From The Collection of the Smithtown Historical Society.


The A.E. Hallock Blacksmith Shop occupied the northeast corner of Landing Avenue and Main Street until the huge three-story building burned to the ground in 1908. The only building to survive was the Hallock House, which in the years following WWII was moved up Landing Avenue and placed near the railroad tracks. Lynn Nichol’s Shell gas station stood on the former blacksmith shop site until it was replaced by a multiple tenant building “Kings Landing” (now housing an H&R Block, Richard Salon, Dance N’ Things, and Smithtown Chamber of Commerce). 


From The Collection of the Smithtown Historical Society.


The Widow Blydenburg’s Tavern which graced the northeast corner of Middle Country Road and North Country Road until it was razed in the early 1900s. In 1923, the newly created Village Green Corporation acquired the property in hopes of maintaining it as a public park. The town’s gradual loss of interest in the site prompted the organization to donate the land to the Smithtown Library in 1947.

From The Collection of the Smithtown Historical Society.

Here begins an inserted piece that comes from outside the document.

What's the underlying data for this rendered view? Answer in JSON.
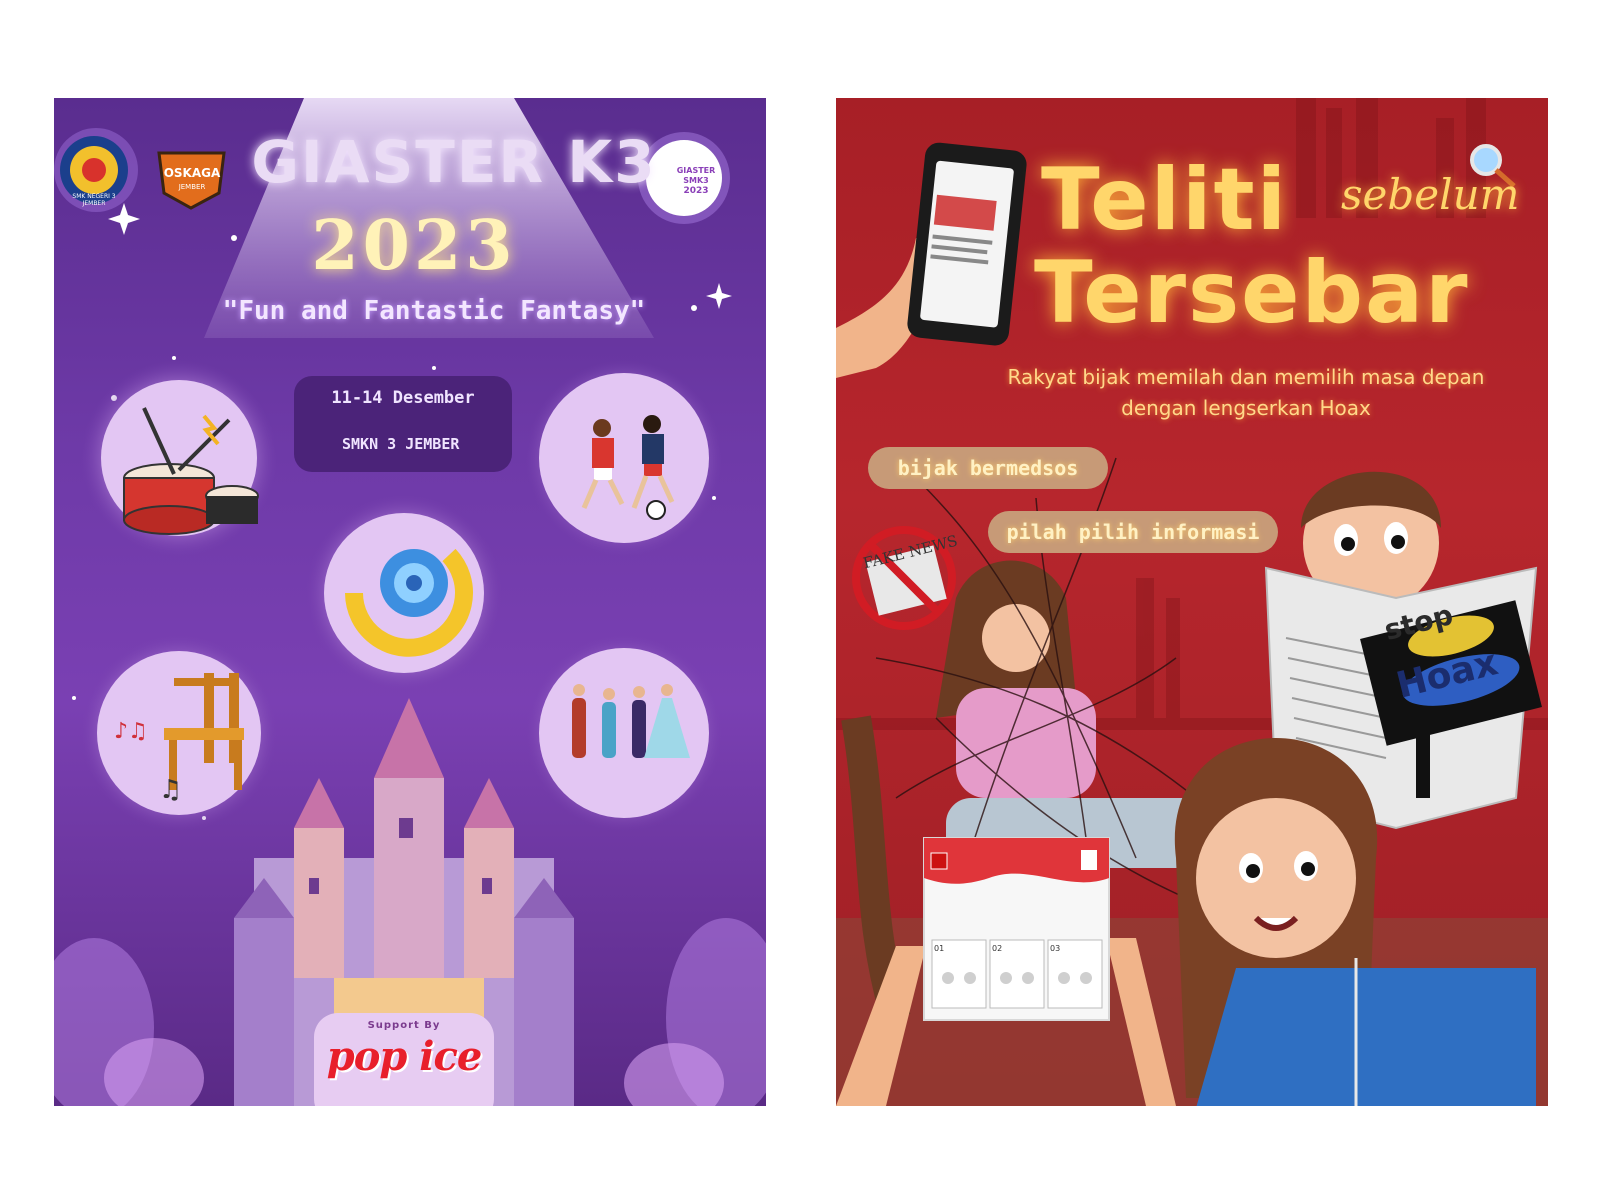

Lake Ronkonkoma is one mile in diameter and covers portions of three townships – Smithtown, Brookhaven, and Islip. Historically, the lake beckoned to New York City tourists, especially during the early automotive years of the 1920s and 1930s. In the Nesconset-Smithtown portion of the lake, waterside entertainment flourished and visitors often stayed in surrounding rented rooms, cottages, and tents. Unfortunately, due to the pollution from storm water runoff contaminants the lake is no longer safe for swimming.

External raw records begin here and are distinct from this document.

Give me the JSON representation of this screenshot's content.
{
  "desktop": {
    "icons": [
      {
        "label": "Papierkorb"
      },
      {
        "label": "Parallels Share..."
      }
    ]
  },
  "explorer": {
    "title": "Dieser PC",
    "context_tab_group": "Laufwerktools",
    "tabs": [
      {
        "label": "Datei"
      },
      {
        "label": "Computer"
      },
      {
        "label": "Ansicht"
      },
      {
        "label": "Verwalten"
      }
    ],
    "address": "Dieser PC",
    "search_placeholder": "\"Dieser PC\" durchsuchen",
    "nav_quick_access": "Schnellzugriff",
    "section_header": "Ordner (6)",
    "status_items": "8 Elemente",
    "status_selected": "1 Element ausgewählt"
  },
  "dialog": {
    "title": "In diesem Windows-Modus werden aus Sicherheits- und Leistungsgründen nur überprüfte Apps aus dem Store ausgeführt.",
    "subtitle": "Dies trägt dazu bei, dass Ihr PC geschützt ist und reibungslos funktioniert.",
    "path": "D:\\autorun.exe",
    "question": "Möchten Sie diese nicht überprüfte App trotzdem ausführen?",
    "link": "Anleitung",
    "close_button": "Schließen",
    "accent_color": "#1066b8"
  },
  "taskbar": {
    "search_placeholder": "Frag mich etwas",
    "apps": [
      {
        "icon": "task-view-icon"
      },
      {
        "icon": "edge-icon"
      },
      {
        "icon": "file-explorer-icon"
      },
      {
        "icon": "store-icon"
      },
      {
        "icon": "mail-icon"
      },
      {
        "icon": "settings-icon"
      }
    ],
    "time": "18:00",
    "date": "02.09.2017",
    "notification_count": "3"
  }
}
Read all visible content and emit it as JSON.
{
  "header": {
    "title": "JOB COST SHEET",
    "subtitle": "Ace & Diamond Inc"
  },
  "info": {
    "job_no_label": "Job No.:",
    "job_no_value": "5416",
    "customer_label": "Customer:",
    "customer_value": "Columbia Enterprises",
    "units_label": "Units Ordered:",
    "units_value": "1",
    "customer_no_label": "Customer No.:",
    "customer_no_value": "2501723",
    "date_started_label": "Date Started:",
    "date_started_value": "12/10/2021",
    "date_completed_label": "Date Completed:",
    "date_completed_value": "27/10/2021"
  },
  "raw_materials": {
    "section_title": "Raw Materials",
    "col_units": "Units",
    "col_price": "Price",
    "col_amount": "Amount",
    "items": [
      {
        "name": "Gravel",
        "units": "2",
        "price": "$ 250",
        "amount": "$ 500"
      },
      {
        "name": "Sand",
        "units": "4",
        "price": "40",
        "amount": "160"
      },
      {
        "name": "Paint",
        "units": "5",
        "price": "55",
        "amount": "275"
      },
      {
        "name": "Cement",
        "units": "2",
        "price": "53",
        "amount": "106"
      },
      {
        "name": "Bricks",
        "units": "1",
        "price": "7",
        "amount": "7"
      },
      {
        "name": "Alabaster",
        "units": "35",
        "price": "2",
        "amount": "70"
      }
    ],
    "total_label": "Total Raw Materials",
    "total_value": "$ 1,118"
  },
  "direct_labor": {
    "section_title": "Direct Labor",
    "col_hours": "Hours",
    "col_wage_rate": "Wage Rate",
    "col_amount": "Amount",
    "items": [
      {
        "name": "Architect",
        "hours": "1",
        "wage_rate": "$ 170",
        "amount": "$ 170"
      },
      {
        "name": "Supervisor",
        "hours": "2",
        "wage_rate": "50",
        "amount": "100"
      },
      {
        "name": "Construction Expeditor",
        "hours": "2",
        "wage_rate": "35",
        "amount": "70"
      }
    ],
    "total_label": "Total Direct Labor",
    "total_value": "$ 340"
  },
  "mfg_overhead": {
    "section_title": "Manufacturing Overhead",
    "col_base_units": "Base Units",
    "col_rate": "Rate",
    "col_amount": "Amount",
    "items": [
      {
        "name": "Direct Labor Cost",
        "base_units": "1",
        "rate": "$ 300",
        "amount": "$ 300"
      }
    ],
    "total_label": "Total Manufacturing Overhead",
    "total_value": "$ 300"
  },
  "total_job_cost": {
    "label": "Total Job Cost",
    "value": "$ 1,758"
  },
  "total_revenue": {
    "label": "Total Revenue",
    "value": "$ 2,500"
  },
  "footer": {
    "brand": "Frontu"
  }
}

From The Collection of the Smithtown Historical Society.


The main part of the structure of the Caleb Smith II house was built in 1819. Set to be demolished to make way for a new development in 1955, the home’s incredible 13-mile move from Commack to its present site in Smithtown was funded by the original owner’s great-granddaughter Anna Blydenburg. Crews from the power and telephone utility companies cleared the lines as three trucks and tractors moved the structure and its roof separately. While the main house was saved, all of the outbuildings- including this barn – were leveled. The most unique structure on the property that was lost was a simple one-and-a-half-story cottage that had been quarters for slaves and later servants of the Smith family. Photographed in 1915, this barn was sitting in the middle of surrounding potato field that stretched as far as the eye could see. Today, a bowling alley accompanies the space (Was Bowl AMF now is Bowlero). 


The Caleb Smith II House located at 5 North Country Road, Smithtown is open to the public Saturdays from 10:00 to 2:00 and hosts rotating/permanent exhibitions year round.

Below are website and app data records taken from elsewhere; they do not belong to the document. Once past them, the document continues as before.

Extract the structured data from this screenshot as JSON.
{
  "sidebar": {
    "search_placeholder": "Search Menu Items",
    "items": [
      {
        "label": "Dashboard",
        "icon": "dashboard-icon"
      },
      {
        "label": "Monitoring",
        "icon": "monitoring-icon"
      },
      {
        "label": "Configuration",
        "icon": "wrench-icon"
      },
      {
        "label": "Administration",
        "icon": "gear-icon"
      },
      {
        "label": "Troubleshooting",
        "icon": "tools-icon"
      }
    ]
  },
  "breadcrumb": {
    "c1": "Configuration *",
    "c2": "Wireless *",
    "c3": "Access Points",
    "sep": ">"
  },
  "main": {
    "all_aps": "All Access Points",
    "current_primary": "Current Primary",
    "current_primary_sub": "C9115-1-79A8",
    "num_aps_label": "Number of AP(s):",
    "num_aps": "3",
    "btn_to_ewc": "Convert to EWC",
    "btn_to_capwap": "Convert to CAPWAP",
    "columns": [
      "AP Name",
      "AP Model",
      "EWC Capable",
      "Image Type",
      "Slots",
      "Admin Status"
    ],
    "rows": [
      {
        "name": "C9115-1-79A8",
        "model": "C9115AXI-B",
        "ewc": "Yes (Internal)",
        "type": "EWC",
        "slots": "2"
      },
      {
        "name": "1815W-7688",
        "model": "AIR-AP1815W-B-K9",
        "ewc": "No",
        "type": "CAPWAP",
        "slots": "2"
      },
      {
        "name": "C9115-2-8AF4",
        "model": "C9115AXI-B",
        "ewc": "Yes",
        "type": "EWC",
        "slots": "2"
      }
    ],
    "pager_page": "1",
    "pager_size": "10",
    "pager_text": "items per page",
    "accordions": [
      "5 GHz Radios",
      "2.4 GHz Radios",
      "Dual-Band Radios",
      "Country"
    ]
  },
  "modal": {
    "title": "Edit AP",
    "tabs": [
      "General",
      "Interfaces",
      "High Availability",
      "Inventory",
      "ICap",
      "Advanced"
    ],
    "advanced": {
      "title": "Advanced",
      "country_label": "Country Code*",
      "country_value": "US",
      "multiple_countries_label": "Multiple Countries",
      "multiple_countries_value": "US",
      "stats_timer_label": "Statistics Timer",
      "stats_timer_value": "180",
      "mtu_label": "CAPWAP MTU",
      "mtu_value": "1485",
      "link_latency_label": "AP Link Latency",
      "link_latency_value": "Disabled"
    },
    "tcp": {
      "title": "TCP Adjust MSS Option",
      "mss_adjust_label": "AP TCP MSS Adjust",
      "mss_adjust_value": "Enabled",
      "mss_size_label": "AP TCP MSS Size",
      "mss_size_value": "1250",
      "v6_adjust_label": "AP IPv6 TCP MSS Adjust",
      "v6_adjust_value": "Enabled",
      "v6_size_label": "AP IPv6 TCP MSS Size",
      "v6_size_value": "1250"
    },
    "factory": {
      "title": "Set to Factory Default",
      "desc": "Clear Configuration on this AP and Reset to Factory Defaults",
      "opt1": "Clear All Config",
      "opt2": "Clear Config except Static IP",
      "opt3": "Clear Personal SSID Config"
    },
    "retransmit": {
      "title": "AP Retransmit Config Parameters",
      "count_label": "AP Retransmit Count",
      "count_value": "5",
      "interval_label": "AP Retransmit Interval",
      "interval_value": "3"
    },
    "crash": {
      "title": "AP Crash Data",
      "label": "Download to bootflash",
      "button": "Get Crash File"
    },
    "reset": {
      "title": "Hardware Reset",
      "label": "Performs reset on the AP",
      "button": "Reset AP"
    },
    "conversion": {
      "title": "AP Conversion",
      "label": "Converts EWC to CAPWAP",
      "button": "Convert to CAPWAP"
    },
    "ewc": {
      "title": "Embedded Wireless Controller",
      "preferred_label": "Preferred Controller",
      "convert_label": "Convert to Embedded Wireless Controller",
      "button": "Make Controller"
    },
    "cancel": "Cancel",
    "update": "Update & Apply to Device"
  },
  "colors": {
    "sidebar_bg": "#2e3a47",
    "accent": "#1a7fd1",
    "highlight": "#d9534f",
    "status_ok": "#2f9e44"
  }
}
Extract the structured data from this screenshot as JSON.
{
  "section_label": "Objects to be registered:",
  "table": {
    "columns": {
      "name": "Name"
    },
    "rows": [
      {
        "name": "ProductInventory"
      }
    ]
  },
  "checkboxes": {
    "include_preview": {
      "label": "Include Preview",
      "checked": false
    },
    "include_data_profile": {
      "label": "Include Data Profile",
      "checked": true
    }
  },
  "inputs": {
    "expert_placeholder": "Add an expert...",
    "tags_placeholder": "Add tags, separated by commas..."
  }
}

From The Collection of the Smithtown Historical Society.


Through now obscured by a tangle of wires and traffic lights, the twin peaks or the former A&P grocery store and Freelan Jones Stationary Shop are still visible rising above Main Street. Initially, constructed as two separate establishments (as seen in the image), the buildings have since been combined into a single structure. Following a renovation in the early 2000s, the structure reopened as a recording studio, insurance office, and physical therapy center (currently only the insurance office still resides in this building).